TASK GOAL: Each of the lines below must be restated exactly.

DATASET:
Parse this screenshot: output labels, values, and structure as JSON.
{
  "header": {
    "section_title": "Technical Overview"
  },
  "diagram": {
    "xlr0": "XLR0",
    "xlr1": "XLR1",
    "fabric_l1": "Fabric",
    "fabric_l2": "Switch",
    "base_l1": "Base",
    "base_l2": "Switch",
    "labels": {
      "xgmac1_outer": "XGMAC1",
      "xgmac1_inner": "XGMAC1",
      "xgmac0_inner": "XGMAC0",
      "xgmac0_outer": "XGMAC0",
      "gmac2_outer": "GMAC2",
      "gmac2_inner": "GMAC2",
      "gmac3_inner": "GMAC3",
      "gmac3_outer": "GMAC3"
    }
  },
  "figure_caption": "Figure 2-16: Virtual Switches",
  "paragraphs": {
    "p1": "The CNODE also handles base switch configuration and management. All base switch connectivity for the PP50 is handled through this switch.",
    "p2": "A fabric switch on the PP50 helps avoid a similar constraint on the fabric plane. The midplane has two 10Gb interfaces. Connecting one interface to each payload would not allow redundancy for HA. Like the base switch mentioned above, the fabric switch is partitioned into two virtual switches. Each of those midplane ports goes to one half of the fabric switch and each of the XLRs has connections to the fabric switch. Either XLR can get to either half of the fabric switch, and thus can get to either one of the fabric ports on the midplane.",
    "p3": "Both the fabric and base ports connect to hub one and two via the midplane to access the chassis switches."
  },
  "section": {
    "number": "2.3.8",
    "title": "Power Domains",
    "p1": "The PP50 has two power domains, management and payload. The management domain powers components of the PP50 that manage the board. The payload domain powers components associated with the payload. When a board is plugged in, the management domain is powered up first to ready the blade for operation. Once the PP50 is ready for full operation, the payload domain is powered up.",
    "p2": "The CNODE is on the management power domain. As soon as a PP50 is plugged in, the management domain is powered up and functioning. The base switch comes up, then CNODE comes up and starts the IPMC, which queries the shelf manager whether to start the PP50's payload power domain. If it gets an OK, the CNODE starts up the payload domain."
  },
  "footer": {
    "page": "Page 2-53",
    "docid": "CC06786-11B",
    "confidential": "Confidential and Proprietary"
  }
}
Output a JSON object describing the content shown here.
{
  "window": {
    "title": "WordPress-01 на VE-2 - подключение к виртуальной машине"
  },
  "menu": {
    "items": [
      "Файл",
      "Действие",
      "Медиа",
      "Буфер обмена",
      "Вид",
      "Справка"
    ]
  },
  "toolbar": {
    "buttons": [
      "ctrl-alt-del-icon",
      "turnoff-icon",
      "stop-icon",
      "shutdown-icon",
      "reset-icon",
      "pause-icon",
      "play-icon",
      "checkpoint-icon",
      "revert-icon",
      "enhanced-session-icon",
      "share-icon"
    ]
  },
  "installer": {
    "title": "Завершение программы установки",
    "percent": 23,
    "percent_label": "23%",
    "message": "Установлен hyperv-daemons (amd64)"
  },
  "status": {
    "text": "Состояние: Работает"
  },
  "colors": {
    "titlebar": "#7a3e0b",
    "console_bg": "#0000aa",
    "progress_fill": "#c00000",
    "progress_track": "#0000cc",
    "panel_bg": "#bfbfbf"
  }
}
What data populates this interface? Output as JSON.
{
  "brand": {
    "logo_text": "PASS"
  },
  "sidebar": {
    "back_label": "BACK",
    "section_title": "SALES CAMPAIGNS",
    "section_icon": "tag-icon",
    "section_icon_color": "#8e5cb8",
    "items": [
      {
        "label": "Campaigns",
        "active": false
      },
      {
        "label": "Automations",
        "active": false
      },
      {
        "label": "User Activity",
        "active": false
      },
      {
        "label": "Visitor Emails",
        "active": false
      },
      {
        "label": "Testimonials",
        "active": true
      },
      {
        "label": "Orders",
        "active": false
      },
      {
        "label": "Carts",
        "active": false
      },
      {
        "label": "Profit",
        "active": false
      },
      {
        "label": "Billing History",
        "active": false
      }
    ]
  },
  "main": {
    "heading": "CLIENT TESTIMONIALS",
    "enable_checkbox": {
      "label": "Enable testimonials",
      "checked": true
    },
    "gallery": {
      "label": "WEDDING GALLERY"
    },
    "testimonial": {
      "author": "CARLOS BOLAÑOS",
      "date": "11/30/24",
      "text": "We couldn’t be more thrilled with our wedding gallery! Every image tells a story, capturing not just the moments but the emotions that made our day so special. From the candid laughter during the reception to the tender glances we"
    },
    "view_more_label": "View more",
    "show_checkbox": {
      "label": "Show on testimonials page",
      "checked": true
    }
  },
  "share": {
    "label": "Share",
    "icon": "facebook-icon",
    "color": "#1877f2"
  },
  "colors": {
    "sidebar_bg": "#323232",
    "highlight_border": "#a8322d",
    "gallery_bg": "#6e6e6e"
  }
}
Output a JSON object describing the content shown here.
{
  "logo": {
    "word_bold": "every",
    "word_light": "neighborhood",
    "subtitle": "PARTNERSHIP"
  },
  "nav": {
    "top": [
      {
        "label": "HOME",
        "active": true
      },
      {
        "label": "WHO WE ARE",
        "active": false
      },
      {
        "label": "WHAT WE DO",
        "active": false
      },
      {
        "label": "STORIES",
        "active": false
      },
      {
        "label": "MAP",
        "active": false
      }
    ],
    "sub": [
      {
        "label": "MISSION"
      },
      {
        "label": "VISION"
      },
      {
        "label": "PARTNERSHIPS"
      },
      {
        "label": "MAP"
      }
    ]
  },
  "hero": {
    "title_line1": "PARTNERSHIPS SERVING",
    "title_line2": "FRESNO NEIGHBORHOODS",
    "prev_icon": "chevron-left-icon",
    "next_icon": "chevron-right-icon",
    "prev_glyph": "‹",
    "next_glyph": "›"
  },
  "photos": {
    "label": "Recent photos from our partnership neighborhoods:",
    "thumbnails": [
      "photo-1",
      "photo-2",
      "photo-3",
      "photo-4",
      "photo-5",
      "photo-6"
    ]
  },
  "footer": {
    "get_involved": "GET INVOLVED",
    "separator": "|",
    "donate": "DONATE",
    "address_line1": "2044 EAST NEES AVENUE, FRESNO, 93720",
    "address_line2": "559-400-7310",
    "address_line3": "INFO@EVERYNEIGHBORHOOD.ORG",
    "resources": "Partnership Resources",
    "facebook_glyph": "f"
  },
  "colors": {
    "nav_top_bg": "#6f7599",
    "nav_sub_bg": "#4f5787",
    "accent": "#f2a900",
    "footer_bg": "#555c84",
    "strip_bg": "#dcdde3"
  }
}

ANSWER SPACE:
Parse this screenshot: output labels, values, and structure as JSON.
{
  "header": {
    "section_title": "Technical Overview"
  },
  "diagram": {
    "xlr0": "XLR0",
    "xlr1": "XLR1",
    "fabric_l1": "Fabric",
    "fabric_l2": "Switch",
    "base_l1": "Base",
    "base_l2": "Switch",
    "labels": {
      "xgmac1_outer": "XGMAC1",
      "xgmac1_inner": "XGMAC1",
      "xgmac0_inner": "XGMAC0",
      "xgmac0_outer": "XGMAC0",
      "gmac2_outer": "GMAC2",
      "gmac2_inner": "GMAC2",
      "gmac3_inner": "GMAC3",
      "gmac3_outer": "GMAC3"
    }
  },
  "figure_caption": "Figure 2-16: Virtual Switches",
  "paragraphs": {
    "p1": "The CNODE also handles base switch configuration and management. All base switch connectivity for the PP50 is handled through this switch.",
    "p2": "A fabric switch on the PP50 helps avoid a similar constraint on the fabric plane. The midplane has two 10Gb interfaces. Connecting one interface to each payload would not allow redundancy for HA. Like the base switch mentioned above, the fabric switch is partitioned into two virtual switches. Each of those midplane ports goes to one half of the fabric switch and each of the XLRs has connections to the fabric switch. Either XLR can get to either half of the fabric switch, and thus can get to either one of the fabric ports on the midplane.",
    "p3": "Both the fabric and base ports connect to hub one and two via the midplane to access the chassis switches."
  },
  "section": {
    "number": "2.3.8",
    "title": "Power Domains",
    "p1": "The PP50 has two power domains, management and payload. The management domain powers components of the PP50 that manage the board. The payload domain powers components associated with the payload. When a board is plugged in, the management domain is powered up first to ready the blade for operation. Once the PP50 is ready for full operation, the payload domain is powered up.",
    "p2": "The CNODE is on the management power domain. As soon as a PP50 is plugged in, the management domain is powered up and functioning. The base switch comes up, then CNODE comes up and starts the IPMC, which queries the shelf manager whether to start the PP50's payload power domain. If it gets an OK, the CNODE starts up the payload domain."
  },
  "footer": {
    "page": "Page 2-53",
    "docid": "CC06786-11B",
    "confidential": "Confidential and Proprietary"
  }
}
Output a JSON object describing the content shown here.
{
  "window": {
    "title": "WordPress-01 на VE-2 - подключение к виртуальной машине"
  },
  "menu": {
    "items": [
      "Файл",
      "Действие",
      "Медиа",
      "Буфер обмена",
      "Вид",
      "Справка"
    ]
  },
  "toolbar": {
    "buttons": [
      "ctrl-alt-del-icon",
      "turnoff-icon",
      "stop-icon",
      "shutdown-icon",
      "reset-icon",
      "pause-icon",
      "play-icon",
      "checkpoint-icon",
      "revert-icon",
      "enhanced-session-icon",
      "share-icon"
    ]
  },
  "installer": {
    "title": "Завершение программы установки",
    "percent": 23,
    "percent_label": "23%",
    "message": "Установлен hyperv-daemons (amd64)"
  },
  "status": {
    "text": "Состояние: Работает"
  },
  "colors": {
    "titlebar": "#7a3e0b",
    "console_bg": "#0000aa",
    "progress_fill": "#c00000",
    "progress_track": "#0000cc",
    "panel_bg": "#bfbfbf"
  }
}
What data populates this interface? Output as JSON.
{
  "brand": {
    "logo_text": "PASS"
  },
  "sidebar": {
    "back_label": "BACK",
    "section_title": "SALES CAMPAIGNS",
    "section_icon": "tag-icon",
    "section_icon_color": "#8e5cb8",
    "items": [
      {
        "label": "Campaigns",
        "active": false
      },
      {
        "label": "Automations",
        "active": false
      },
      {
        "label": "User Activity",
        "active": false
      },
      {
        "label": "Visitor Emails",
        "active": false
      },
      {
        "label": "Testimonials",
        "active": true
      },
      {
        "label": "Orders",
        "active": false
      },
      {
        "label": "Carts",
        "active": false
      },
      {
        "label": "Profit",
        "active": false
      },
      {
        "label": "Billing History",
        "active": false
      }
    ]
  },
  "main": {
    "heading": "CLIENT TESTIMONIALS",
    "enable_checkbox": {
      "label": "Enable testimonials",
      "checked": true
    },
    "gallery": {
      "label": "WEDDING GALLERY"
    },
    "testimonial": {
      "author": "CARLOS BOLAÑOS",
      "date": "11/30/24",
      "text": "We couldn’t be more thrilled with our wedding gallery! Every image tells a story, capturing not just the moments but the emotions that made our day so special. From the candid laughter during the reception to the tender glances we"
    },
    "view_more_label": "View more",
    "show_checkbox": {
      "label": "Show on testimonials page",
      "checked": true
    }
  },
  "share": {
    "label": "Share",
    "icon": "facebook-icon",
    "color": "#1877f2"
  },
  "colors": {
    "sidebar_bg": "#323232",
    "highlight_border": "#a8322d",
    "gallery_bg": "#6e6e6e"
  }
}
Output a JSON object describing the content shown here.
{
  "logo": {
    "word_bold": "every",
    "word_light": "neighborhood",
    "subtitle": "PARTNERSHIP"
  },
  "nav": {
    "top": [
      {
        "label": "HOME",
        "active": true
      },
      {
        "label": "WHO WE ARE",
        "active": false
      },
      {
        "label": "WHAT WE DO",
        "active": false
      },
      {
        "label": "STORIES",
        "active": false
      },
      {
        "label": "MAP",
        "active": false
      }
    ],
    "sub": [
      {
        "label": "MISSION"
      },
      {
        "label": "VISION"
      },
      {
        "label": "PARTNERSHIPS"
      },
      {
        "label": "MAP"
      }
    ]
  },
  "hero": {
    "title_line1": "PARTNERSHIPS SERVING",
    "title_line2": "FRESNO NEIGHBORHOODS",
    "prev_icon": "chevron-left-icon",
    "next_icon": "chevron-right-icon",
    "prev_glyph": "‹",
    "next_glyph": "›"
  },
  "photos": {
    "label": "Recent photos from our partnership neighborhoods:",
    "thumbnails": [
      "photo-1",
      "photo-2",
      "photo-3",
      "photo-4",
      "photo-5",
      "photo-6"
    ]
  },
  "footer": {
    "get_involved": "GET INVOLVED",
    "separator": "|",
    "donate": "DONATE",
    "address_line1": "2044 EAST NEES AVENUE, FRESNO, 93720",
    "address_line2": "559-400-7310",
    "address_line3": "INFO@EVERYNEIGHBORHOOD.ORG",
    "resources": "Partnership Resources",
    "facebook_glyph": "f"
  },
  "colors": {
    "nav_top_bg": "#6f7599",
    "nav_sub_bg": "#4f5787",
    "accent": "#f2a900",
    "footer_bg": "#555c84",
    "strip_bg": "#dcdde3"
  }
}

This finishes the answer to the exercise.